Anna Elisabeth is one of the Protestant Settlers who founded the town of Lunenburg, Nova Scotia, in 1753. Her story is a weaving of hope and hardship, death and survival played out against a backdrop of political intrigue for the domination of North America among the kings of England and France, the Protestant and Catholic churches and their pawns, the Acadians, the Micmac, and the settlers. Lunenburg is a rocky hillside of forest, t the prepared homesteads they had been expecting. Elisabeth and her husband have five children, shelter, crops planted, experience at frontier life. She is pregnant and about to go into labour. The settlers' strength comes from the resources they find within themselves-and their faith. With rough lumber and a handful of nails they build shelter, survive on military rations and scant crops, erect a church, bear children, live and die. Elisabeth is strong willed and independent, trained to prepare and use home remedies, an experienced midwife-a healer where there are doctors. Her skills provide an entree into all segments of Lunenburg life and quickly lead her along unpredictable paths. Her story is one of resourcefulness, courage, love and duty.
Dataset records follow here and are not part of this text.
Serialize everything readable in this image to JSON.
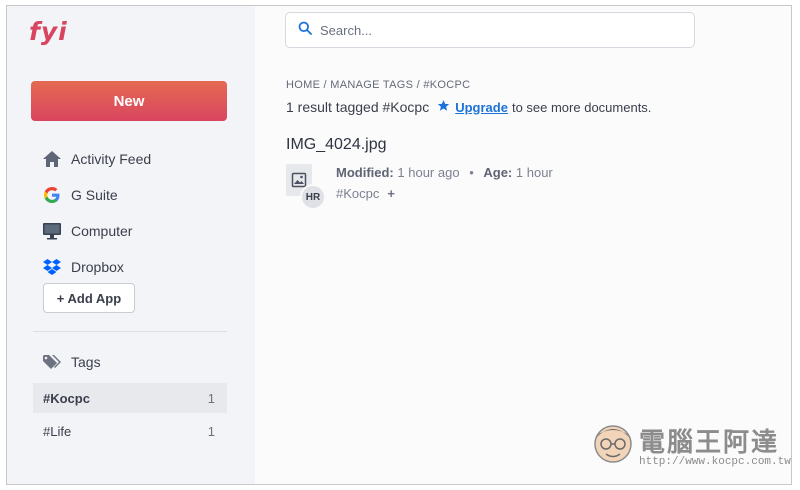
{
  "app": {
    "logo": "fyi"
  },
  "sidebar": {
    "new_label": "New",
    "apps": [
      {
        "label": "Activity Feed",
        "icon": "home-icon"
      },
      {
        "label": "G Suite",
        "icon": "google-icon"
      },
      {
        "label": "Computer",
        "icon": "monitor-icon"
      },
      {
        "label": "Dropbox",
        "icon": "dropbox-icon"
      }
    ],
    "add_app_label": "+ Add App",
    "tags_heading": "Tags",
    "tags": [
      {
        "label": "#Kocpc",
        "count": "1",
        "active": true
      },
      {
        "label": "#Life",
        "count": "1",
        "active": false
      }
    ]
  },
  "search": {
    "placeholder": "Search..."
  },
  "main": {
    "breadcrumb": [
      "HOME",
      "MANAGE TAGS",
      "#KOCPC"
    ],
    "breadcrumb_separator": " / ",
    "result_text": "1 result tagged #Kocpc",
    "upgrade_link": "Upgrade",
    "upsell_suffix": "to see more documents.",
    "file": {
      "name": "IMG_4024.jpg",
      "owner_initials": "HR",
      "modified_label": "Modified:",
      "modified_value": "1 hour ago",
      "age_label": "Age:",
      "age_value": "1 hour",
      "tag": "#Kocpc",
      "add_tag": "+"
    }
  },
  "watermark": {
    "text": "電腦王阿達",
    "url": "http://www.kocpc.com.tw"
  },
  "colors": {
    "brand": "#d9455f",
    "link": "#1b73d8",
    "sidebar_bg": "#f3f4f7"
  }
}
Laurel Pardy is a descendent of the Protestant Settlers who arrived in Nova Scotia during the 1750's. She walked the same hills and coves, imagined Lunenburg as it had been and thought about her ancestor, Anna Elisabeth, who conquered the wilderness with only her faith and her homely woman's skills.